> [Exercise requirements]: Each line below needs to be restated word for word.

Interface dataset entries
....................

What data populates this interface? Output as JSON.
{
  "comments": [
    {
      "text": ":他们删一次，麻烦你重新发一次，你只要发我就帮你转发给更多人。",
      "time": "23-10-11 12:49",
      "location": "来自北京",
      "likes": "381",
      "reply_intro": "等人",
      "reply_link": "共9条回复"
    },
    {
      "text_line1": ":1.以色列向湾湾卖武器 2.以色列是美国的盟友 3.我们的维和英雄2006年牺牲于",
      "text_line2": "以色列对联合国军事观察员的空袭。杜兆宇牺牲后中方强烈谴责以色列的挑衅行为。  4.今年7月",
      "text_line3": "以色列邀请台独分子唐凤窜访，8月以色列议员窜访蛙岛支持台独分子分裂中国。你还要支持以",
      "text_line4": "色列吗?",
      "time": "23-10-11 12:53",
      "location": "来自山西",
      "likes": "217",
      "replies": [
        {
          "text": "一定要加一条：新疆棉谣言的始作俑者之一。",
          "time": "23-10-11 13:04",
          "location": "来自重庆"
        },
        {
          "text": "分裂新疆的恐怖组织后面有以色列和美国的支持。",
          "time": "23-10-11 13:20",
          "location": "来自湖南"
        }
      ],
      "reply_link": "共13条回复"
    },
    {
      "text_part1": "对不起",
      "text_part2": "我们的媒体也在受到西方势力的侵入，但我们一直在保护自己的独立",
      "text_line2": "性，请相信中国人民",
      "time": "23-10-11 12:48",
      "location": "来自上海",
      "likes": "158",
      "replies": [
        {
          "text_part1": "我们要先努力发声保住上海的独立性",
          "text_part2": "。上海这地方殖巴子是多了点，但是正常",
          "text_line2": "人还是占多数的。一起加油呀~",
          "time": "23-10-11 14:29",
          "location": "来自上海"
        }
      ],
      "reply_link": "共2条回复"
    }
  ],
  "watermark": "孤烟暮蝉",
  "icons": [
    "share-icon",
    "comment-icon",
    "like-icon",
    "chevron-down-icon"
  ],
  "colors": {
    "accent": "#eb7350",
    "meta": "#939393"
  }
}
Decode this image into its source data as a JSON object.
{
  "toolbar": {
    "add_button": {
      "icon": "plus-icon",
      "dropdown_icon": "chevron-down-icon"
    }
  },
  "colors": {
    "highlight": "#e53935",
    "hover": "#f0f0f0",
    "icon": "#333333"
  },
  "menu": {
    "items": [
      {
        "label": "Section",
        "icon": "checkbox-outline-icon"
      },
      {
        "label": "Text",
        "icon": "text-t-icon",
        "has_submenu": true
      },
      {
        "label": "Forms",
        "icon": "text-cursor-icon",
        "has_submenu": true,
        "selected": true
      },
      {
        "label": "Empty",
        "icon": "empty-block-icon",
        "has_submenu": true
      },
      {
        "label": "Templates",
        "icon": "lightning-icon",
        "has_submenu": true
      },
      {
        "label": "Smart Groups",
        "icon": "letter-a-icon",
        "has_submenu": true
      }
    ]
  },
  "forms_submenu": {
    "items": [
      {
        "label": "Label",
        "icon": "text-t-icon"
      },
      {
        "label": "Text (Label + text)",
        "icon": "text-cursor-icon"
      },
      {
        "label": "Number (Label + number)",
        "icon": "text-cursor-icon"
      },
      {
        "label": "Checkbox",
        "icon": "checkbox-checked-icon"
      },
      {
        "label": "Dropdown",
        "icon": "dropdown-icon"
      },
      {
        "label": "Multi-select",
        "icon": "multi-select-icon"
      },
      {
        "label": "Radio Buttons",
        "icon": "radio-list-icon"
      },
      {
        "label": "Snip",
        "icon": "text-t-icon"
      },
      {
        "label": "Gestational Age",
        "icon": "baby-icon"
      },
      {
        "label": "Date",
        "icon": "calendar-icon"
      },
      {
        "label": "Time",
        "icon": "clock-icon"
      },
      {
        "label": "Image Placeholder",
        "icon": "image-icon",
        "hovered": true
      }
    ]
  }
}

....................

> [Task solution]:
What data populates this interface? Output as JSON.
{
  "comments": [
    {
      "text": ":他们删一次，麻烦你重新发一次，你只要发我就帮你转发给更多人。",
      "time": "23-10-11 12:49",
      "location": "来自北京",
      "likes": "381",
      "reply_intro": "等人",
      "reply_link": "共9条回复"
    },
    {
      "text_line1": ":1.以色列向湾湾卖武器 2.以色列是美国的盟友 3.我们的维和英雄2006年牺牲于",
      "text_line2": "以色列对联合国军事观察员的空袭。杜兆宇牺牲后中方强烈谴责以色列的挑衅行为。  4.今年7月",
      "text_line3": "以色列邀请台独分子唐凤窜访，8月以色列议员窜访蛙岛支持台独分子分裂中国。你还要支持以",
      "text_line4": "色列吗?",
      "time": "23-10-11 12:53",
      "location": "来自山西",
      "likes": "217",
      "replies": [
        {
          "text": "一定要加一条：新疆棉谣言的始作俑者之一。",
          "time": "23-10-11 13:04",
          "location": "来自重庆"
        },
        {
          "text": "分裂新疆的恐怖组织后面有以色列和美国的支持。",
          "time": "23-10-11 13:20",
          "location": "来自湖南"
        }
      ],
      "reply_link": "共13条回复"
    },
    {
      "text_part1": "对不起",
      "text_part2": "我们的媒体也在受到西方势力的侵入，但我们一直在保护自己的独立",
      "text_line2": "性，请相信中国人民",
      "time": "23-10-11 12:48",
      "location": "来自上海",
      "likes": "158",
      "replies": [
        {
          "text_part1": "我们要先努力发声保住上海的独立性",
          "text_part2": "。上海这地方殖巴子是多了点，但是正常",
          "text_line2": "人还是占多数的。一起加油呀~",
          "time": "23-10-11 14:29",
          "location": "来自上海"
        }
      ],
      "reply_link": "共2条回复"
    }
  ],
  "watermark": "孤烟暮蝉",
  "icons": [
    "share-icon",
    "comment-icon",
    "like-icon",
    "chevron-down-icon"
  ],
  "colors": {
    "accent": "#eb7350",
    "meta": "#939393"
  }
}
Decode this image into its source data as a JSON object.
{
  "toolbar": {
    "add_button": {
      "icon": "plus-icon",
      "dropdown_icon": "chevron-down-icon"
    }
  },
  "colors": {
    "highlight": "#e53935",
    "hover": "#f0f0f0",
    "icon": "#333333"
  },
  "menu": {
    "items": [
      {
        "label": "Section",
        "icon": "checkbox-outline-icon"
      },
      {
        "label": "Text",
        "icon": "text-t-icon",
        "has_submenu": true
      },
      {
        "label": "Forms",
        "icon": "text-cursor-icon",
        "has_submenu": true,
        "selected": true
      },
      {
        "label": "Empty",
        "icon": "empty-block-icon",
        "has_submenu": true
      },
      {
        "label": "Templates",
        "icon": "lightning-icon",
        "has_submenu": true
      },
      {
        "label": "Smart Groups",
        "icon": "letter-a-icon",
        "has_submenu": true
      }
    ]
  },
  "forms_submenu": {
    "items": [
      {
        "label": "Label",
        "icon": "text-t-icon"
      },
      {
        "label": "Text (Label + text)",
        "icon": "text-cursor-icon"
      },
      {
        "label": "Number (Label + number)",
        "icon": "text-cursor-icon"
      },
      {
        "label": "Checkbox",
        "icon": "checkbox-checked-icon"
      },
      {
        "label": "Dropdown",
        "icon": "dropdown-icon"
      },
      {
        "label": "Multi-select",
        "icon": "multi-select-icon"
      },
      {
        "label": "Radio Buttons",
        "icon": "radio-list-icon"
      },
      {
        "label": "Snip",
        "icon": "text-t-icon"
      },
      {
        "label": "Gestational Age",
        "icon": "baby-icon"
      },
      {
        "label": "Date",
        "icon": "calendar-icon"
      },
      {
        "label": "Time",
        "icon": "clock-icon"
      },
      {
        "label": "Image Placeholder",
        "icon": "image-icon",
        "hovered": true
      }
    ]
  }
}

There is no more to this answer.